Jordan Goldberg, one of the founders of StickK, says those who choose anti-charities have an almost 80% success rate, the highest of all their users.
An app that encourages users to keep their promises, even when they're at a weak point, can help reinforce the first, more energetic attitude.
"Here I am, I'm so motivated, but at night when I come home I'm so tired," says Shahram Heshmat, professor of public health at the University of Illinois in Springfield.
"If there's a voice that reminds me that this is a vulnerable time, it can help maintain motivation.
"In a way, you are outsourcing your self-control to some of these gadgets."
And because the motivation increases the more quickly rewards are delivered, an app or website is well-suited for aiding this approach, says Prof Higgins.
"These apps can be very important because they reward behaviour right away," he says.
There are drawbacks, mainly that the actions are self-reported. But people who enter into these kinds of commitments usually want to change, and thus take the process seriously, says Mr Stehr.

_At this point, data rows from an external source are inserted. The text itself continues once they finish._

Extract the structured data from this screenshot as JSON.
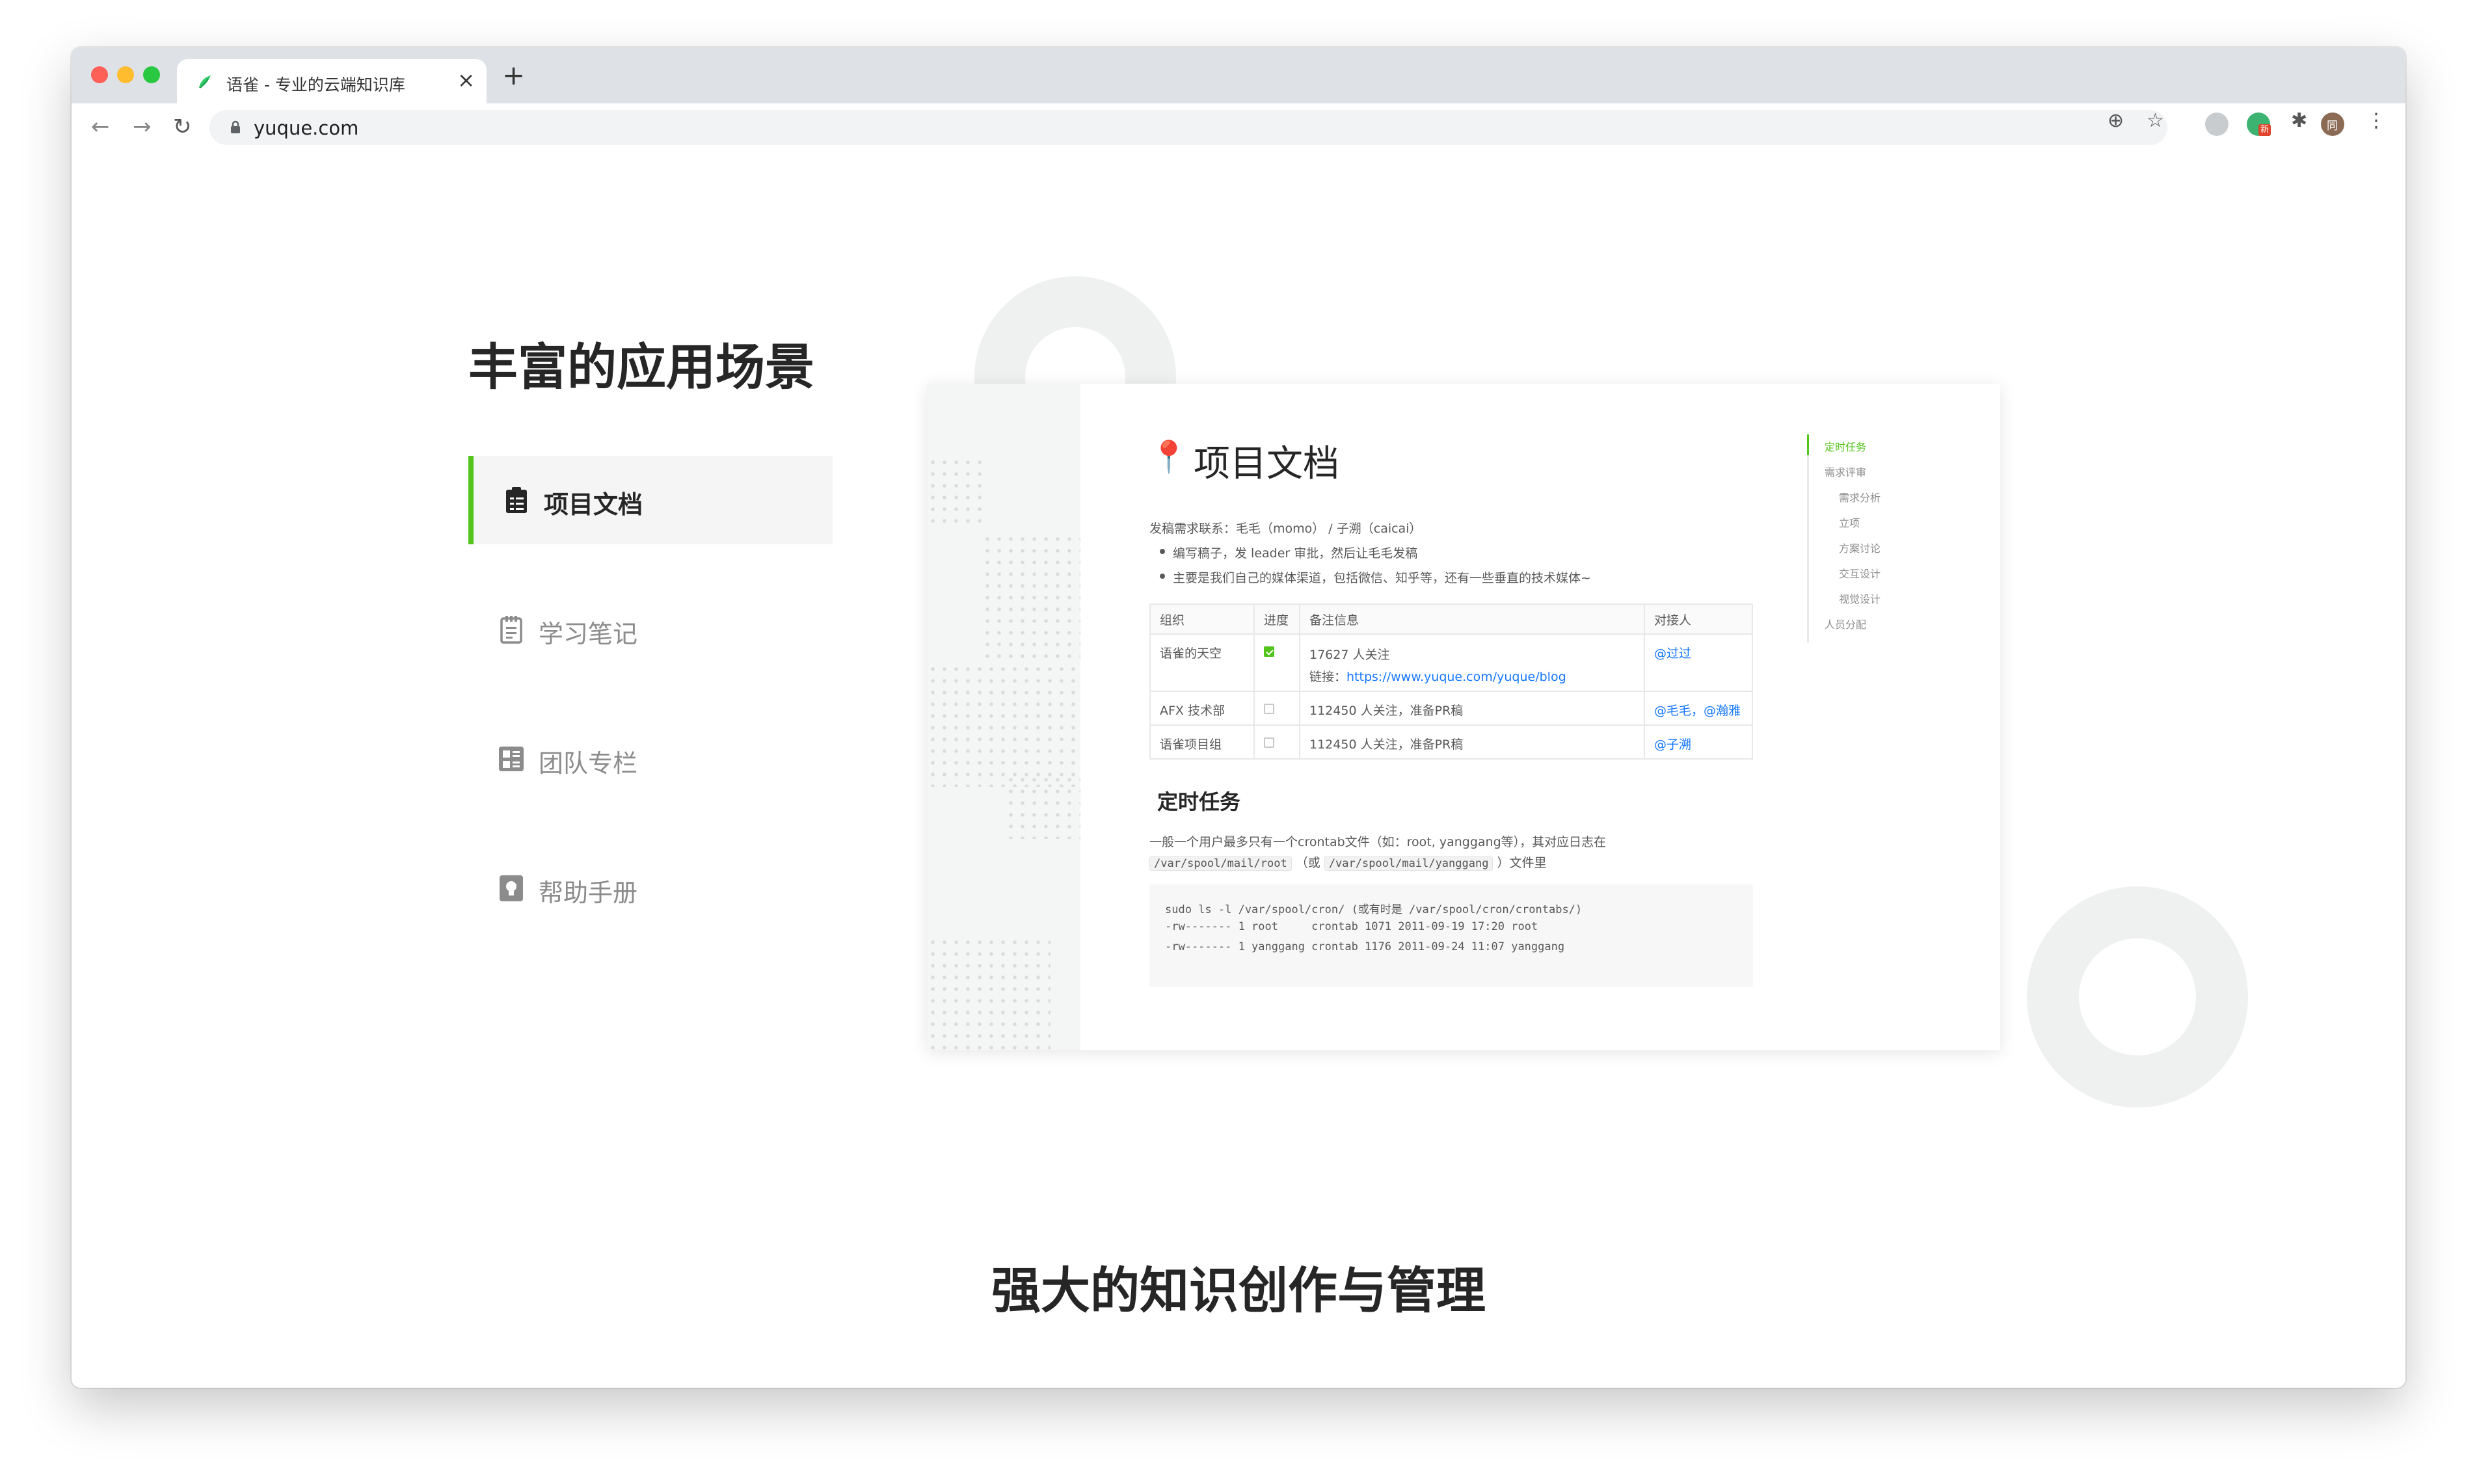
{
  "browser": {
    "tab_title": "语雀 - 专业的云端知识库",
    "tab_close": "×",
    "new_tab": "+",
    "url": "yuque.com",
    "profile_initial": "同",
    "ext_badge": "新"
  },
  "page": {
    "section_title": "丰富的应用场景",
    "menu": [
      {
        "label": "项目文档",
        "icon": "clipboard-icon",
        "active": true
      },
      {
        "label": "学习笔记",
        "icon": "notebook-icon",
        "active": false
      },
      {
        "label": "团队专栏",
        "icon": "layout-grid-icon",
        "active": false
      },
      {
        "label": "帮助手册",
        "icon": "lightbulb-icon",
        "active": false
      }
    ],
    "bottom_title": "强大的知识创作与管理"
  },
  "doc": {
    "emoji": "📍",
    "title": "项目文档",
    "contact_line": "发稿需求联系：毛毛（momo） / 子溯（caicai）",
    "bullets": [
      "编写稿子，发 leader 审批，然后让毛毛发稿",
      "主要是我们自己的媒体渠道，包括微信、知乎等，还有一些垂直的技术媒体~"
    ],
    "table": {
      "headers": [
        "组织",
        "进度",
        "备注信息",
        "对接人"
      ],
      "rows": [
        {
          "org": "语雀的天空",
          "done": true,
          "note": "17627 人关注",
          "link_label": "链接：",
          "link": "https://www.yuque.com/yuque/blog",
          "contact": "@过过"
        },
        {
          "org": "AFX 技术部",
          "done": false,
          "note": "112450 人关注，准备PR稿",
          "contact": "@毛毛，@瀚雅"
        },
        {
          "org": "语雀项目组",
          "done": false,
          "note": "112450 人关注，准备PR稿",
          "contact": "@子溯"
        }
      ]
    },
    "section2_title": "定时任务",
    "para1": "一般一个用户最多只有一个crontab文件（如：root, yanggang等），其对应日志在",
    "path1": "/var/spool/mail/root",
    "or_text": "（或",
    "path2": "/var/spool/mail/yanggang",
    "para_end": "）文件里",
    "code_lines": [
      "sudo ls -l /var/spool/cron/ (或有时是 /var/spool/cron/crontabs/)",
      "-rw------- 1 root     crontab 1071 2011-09-19 17:20 root",
      "-rw------- 1 yanggang crontab 1176 2011-09-24 11:07 yanggang"
    ],
    "toc": [
      {
        "label": "定时任务",
        "level": 0,
        "active": true
      },
      {
        "label": "需求评审",
        "level": 0,
        "active": false
      },
      {
        "label": "需求分析",
        "level": 1,
        "active": false
      },
      {
        "label": "立项",
        "level": 1,
        "active": false
      },
      {
        "label": "方案讨论",
        "level": 1,
        "active": false
      },
      {
        "label": "交互设计",
        "level": 1,
        "active": false
      },
      {
        "label": "视觉设计",
        "level": 1,
        "active": false
      },
      {
        "label": "人员分配",
        "level": 0,
        "active": false
      }
    ]
  },
  "colors": {
    "accent_green": "#52c41a",
    "link_blue": "#1677ff",
    "deco": "#eef1ef"
  }
}
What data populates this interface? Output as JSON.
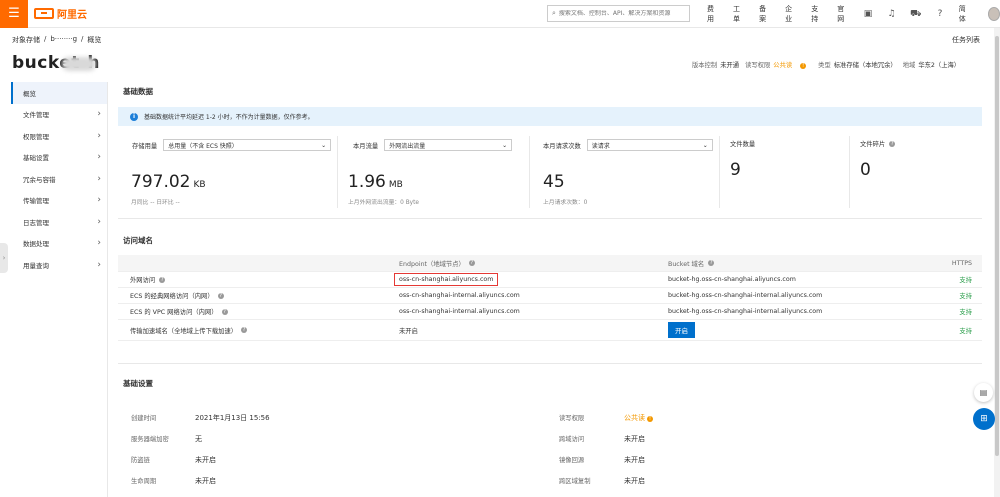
{
  "topbar": {
    "logo_text": "阿里云",
    "search_placeholder": "搜索文档、控制台、API、解决方案和资源",
    "links": [
      "费用",
      "工单",
      "备案",
      "企业",
      "支持",
      "官网"
    ],
    "lang": "简体"
  },
  "breadcrumb": {
    "root": "对象存储",
    "sep1": "/",
    "bucket": "b········g",
    "sep2": "/",
    "current": "概览"
  },
  "task_list": "任务列表",
  "bucket_title": "bucket-h",
  "meta": {
    "versioning_label": "版本控制",
    "versioning_value": "未开通",
    "acl_label": "读写权限",
    "acl_value": "公共读",
    "type_label": "类型",
    "type_value": "标准存储（本地冗余）",
    "region_label": "地域",
    "region_value": "华东2（上海）"
  },
  "sidebar": {
    "items": [
      {
        "label": "概览",
        "active": true,
        "chevron": false
      },
      {
        "label": "文件管理",
        "chevron": true
      },
      {
        "label": "权限管理",
        "chevron": true
      },
      {
        "label": "基础设置",
        "chevron": true
      },
      {
        "label": "冗余与容错",
        "chevron": true
      },
      {
        "label": "传输管理",
        "chevron": true
      },
      {
        "label": "日志管理",
        "chevron": true
      },
      {
        "label": "数据处理",
        "chevron": true
      },
      {
        "label": "用量查询",
        "chevron": true
      }
    ]
  },
  "basic_data": {
    "title": "基础数据",
    "notice": "基础数据统计平均延迟 1-2 小时，不作为计量数据，仅作参考。",
    "stats": [
      {
        "label": "存储用量",
        "select": "总用量（不含 ECS 快照）",
        "value": "797.02",
        "unit": "KB",
        "sub": "月同比 --   日环比 --"
      },
      {
        "label": "本月流量",
        "select": "外网流出流量",
        "value": "1.96",
        "unit": "MB",
        "sub": "上月外网流出流量：0 Byte"
      },
      {
        "label": "本月请求次数",
        "select": "读请求",
        "value": "45",
        "unit": "",
        "sub": "上月请求次数：0"
      },
      {
        "label": "文件数量",
        "value": "9"
      },
      {
        "label": "文件碎片",
        "value": "0"
      }
    ]
  },
  "domains": {
    "title": "访问域名",
    "headers": {
      "endpoint": "Endpoint（地域节点）",
      "bucket_domain": "Bucket 域名",
      "https": "HTTPS"
    },
    "rows": [
      {
        "name": "外网访问",
        "endpoint": "oss-cn-shanghai.aliyuncs.com",
        "bucket": "bucket-hg.oss-cn-shanghai.aliyuncs.com",
        "https": "支持"
      },
      {
        "name": "ECS 的经典网络访问（内网）",
        "endpoint": "oss-cn-shanghai-internal.aliyuncs.com",
        "bucket": "bucket-hg.oss-cn-shanghai-internal.aliyuncs.com",
        "https": "支持"
      },
      {
        "name": "ECS 的 VPC 网络访问（内网）",
        "endpoint": "oss-cn-shanghai-internal.aliyuncs.com",
        "bucket": "bucket-hg.oss-cn-shanghai-internal.aliyuncs.com",
        "https": "支持"
      },
      {
        "name": "传输加速域名（全地域上传下载加速）",
        "endpoint": "未开启",
        "button": "开启",
        "https": "支持"
      }
    ]
  },
  "settings": {
    "title": "基础设置",
    "left": [
      {
        "label": "创建时间",
        "value": "2021年1月13日 15:56"
      },
      {
        "label": "服务器端加密",
        "value": "无"
      },
      {
        "label": "防盗链",
        "value": "未开启"
      },
      {
        "label": "生命周期",
        "value": "未开启"
      }
    ],
    "right": [
      {
        "label": "读写权限",
        "value": "公共读"
      },
      {
        "label": "跨域访问",
        "value": "未开启"
      },
      {
        "label": "镜像回源",
        "value": "未开启"
      },
      {
        "label": "跨区域复制",
        "value": "未开启"
      }
    ]
  },
  "colors": {
    "brand": "#ff6a00",
    "primary": "#0070cc",
    "success": "#2d9f4d",
    "warning": "#f39800",
    "highlight": "#e53935"
  }
}
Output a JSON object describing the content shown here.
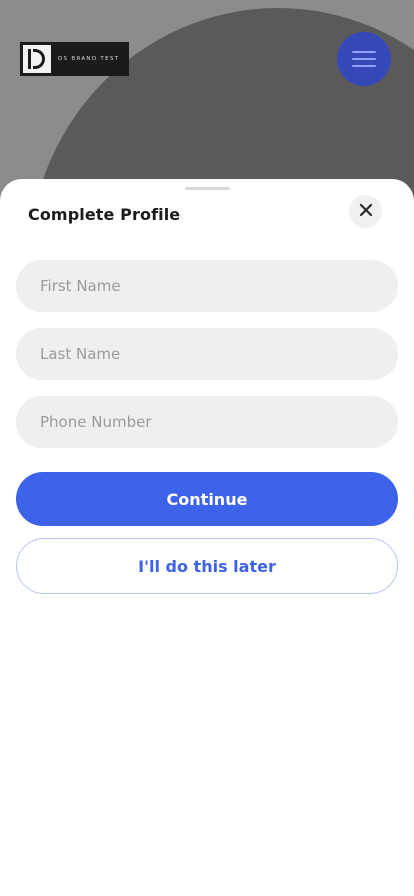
{
  "brand": {
    "logo_text": "DS BRAND TEST"
  },
  "header": {
    "menu_icon": "hamburger-menu-icon"
  },
  "sheet": {
    "title": "Complete Profile",
    "close_icon": "close-icon",
    "fields": {
      "first_name": {
        "placeholder": "First Name",
        "value": ""
      },
      "last_name": {
        "placeholder": "Last Name",
        "value": ""
      },
      "phone_number": {
        "placeholder": "Phone Number",
        "value": ""
      }
    },
    "continue_label": "Continue",
    "later_label": "I'll do this later"
  },
  "colors": {
    "accent": "#3c63ea",
    "menu_button": "#3448b8",
    "field_background": "#efefef",
    "backdrop": "#8c8c8c"
  }
}
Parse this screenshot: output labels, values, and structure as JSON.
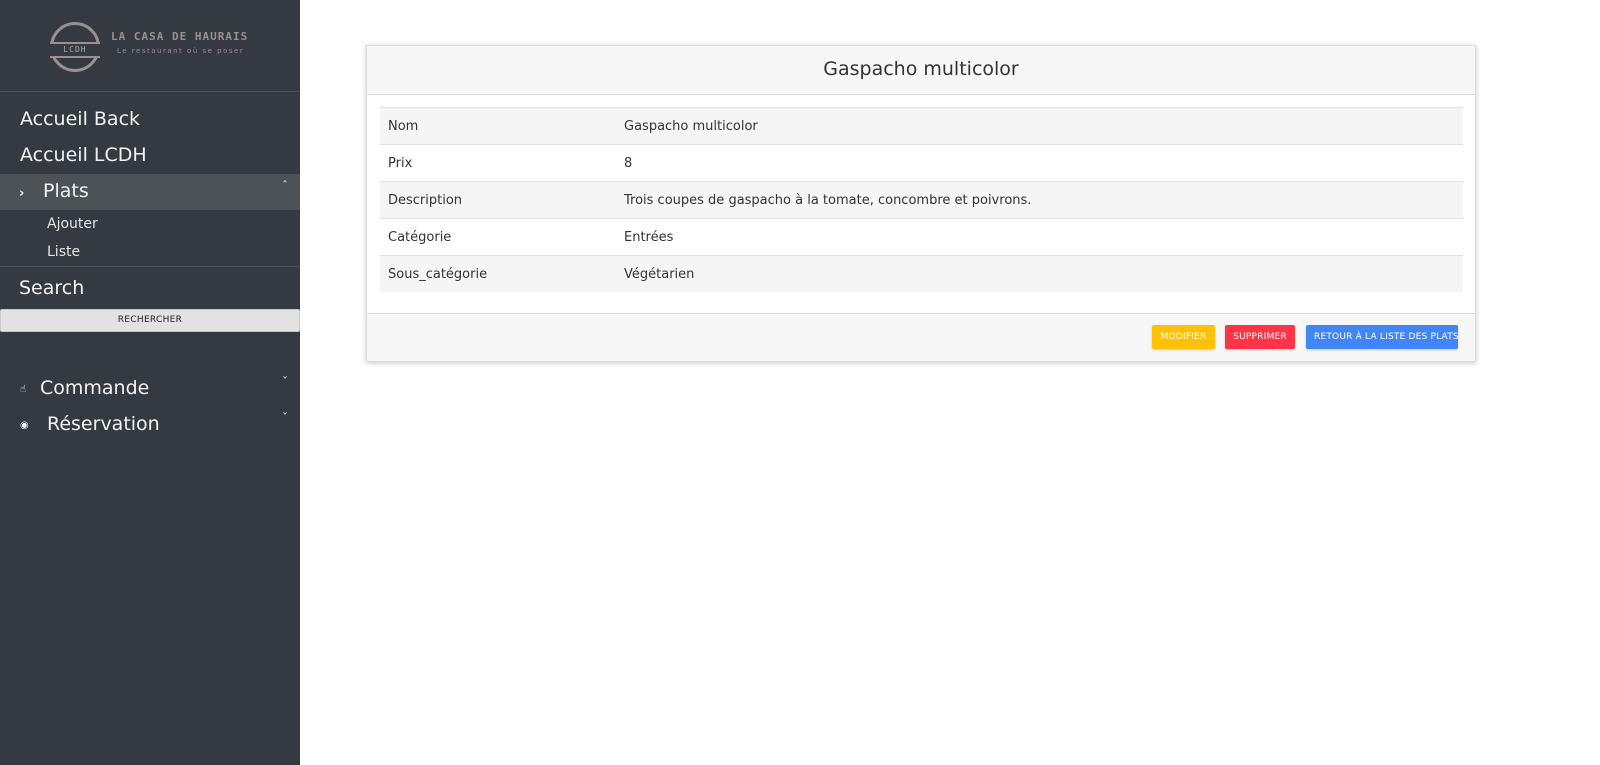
{
  "brand": {
    "logo_initials": "LCDH",
    "title": "LA CASA DE HAURAIS",
    "subtitle": "Le restaurant où se poser"
  },
  "sidebar": {
    "items": [
      {
        "label": "Accueil Back"
      },
      {
        "label": "Accueil LCDH"
      }
    ],
    "plats": {
      "label": "Plats",
      "icon": "chevron-right-icon",
      "caret": "chevron-up-icon",
      "subitems": [
        {
          "label": "Ajouter"
        },
        {
          "label": "Liste"
        }
      ]
    },
    "search": {
      "label": "Search",
      "button_label": "RECHERCHER"
    },
    "commande": {
      "label": "Commande",
      "icon": "hand-icon",
      "caret": "chevron-down-icon"
    },
    "reservation": {
      "label": "Réservation",
      "icon": "eye-icon",
      "caret": "chevron-down-icon"
    }
  },
  "card": {
    "title": "Gaspacho multicolor",
    "rows": [
      {
        "label": "Nom",
        "value": "Gaspacho multicolor"
      },
      {
        "label": "Prix",
        "value": "8"
      },
      {
        "label": "Description",
        "value": "Trois coupes de gaspacho à la tomate, concombre et poivrons."
      },
      {
        "label": "Catégorie",
        "value": "Entrées"
      },
      {
        "label": "Sous_catégorie",
        "value": "Végétarien"
      }
    ],
    "buttons": {
      "modify": "MODIFIER",
      "delete": "SUPPRIMER",
      "back": "RETOUR À LA LISTE DES PLATS"
    }
  },
  "colors": {
    "sidebar_bg": "#343a40",
    "modify_btn": "#ffc107",
    "delete_btn": "#ff3547",
    "back_btn": "#4285f4"
  }
}
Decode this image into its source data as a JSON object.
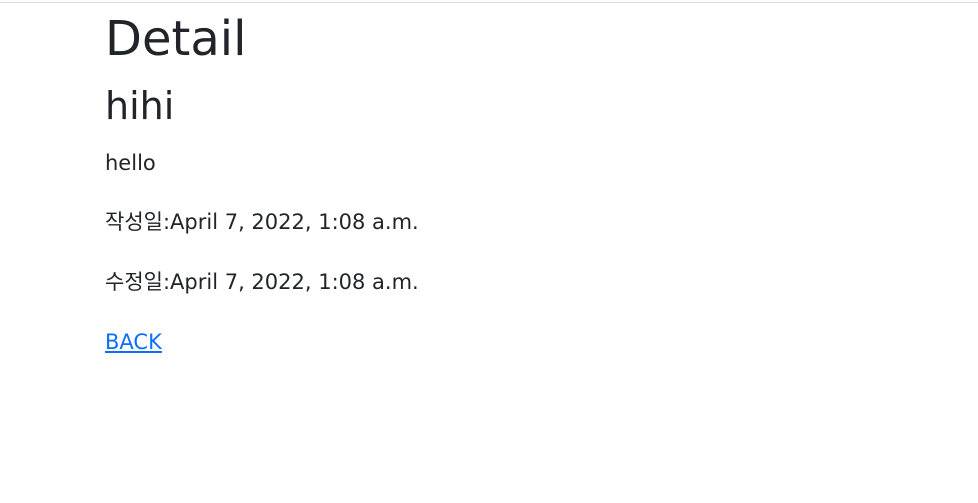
{
  "page": {
    "heading": "Detail"
  },
  "post": {
    "title": "hihi",
    "content": "hello",
    "created_label": "작성일:",
    "created_value": "April 7, 2022, 1:08 a.m.",
    "updated_label": "수정일:",
    "updated_value": "April 7, 2022, 1:08 a.m."
  },
  "actions": {
    "back_label": "BACK"
  },
  "colors": {
    "text": "#212529",
    "link": "#0d6efd",
    "divider": "#dcdcdc"
  }
}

In his research, his team offered participants the chance to sign a commitment contract after a study on incentivising gym habits ended.
While only 15% of the group decided to pursue commitment contracts, two-thirds of them were successful in reaching their goals.
But what happens when the incentive stops?
While these programmes have shown definite benefits in the short term, "long term is really the question," says Mr Stehr, who notes that there has not been a lot of long-term investigation into the after-effects of such incentive programmes.
What studies do exist mostly deal with incentives as a way to curb drug abuse and addiction, and in those cases, there's "overwhelming evidence" that incentive programmes help even after the incentive stop, says Dr Higgins.
When it comes to health and fitness, "those studies that are available show you can improve weight loss and sustain the gains following the discontinuation of the incentive".
On the other hand, he says, if an incentive programme is working, "Who says we have to discontinue?"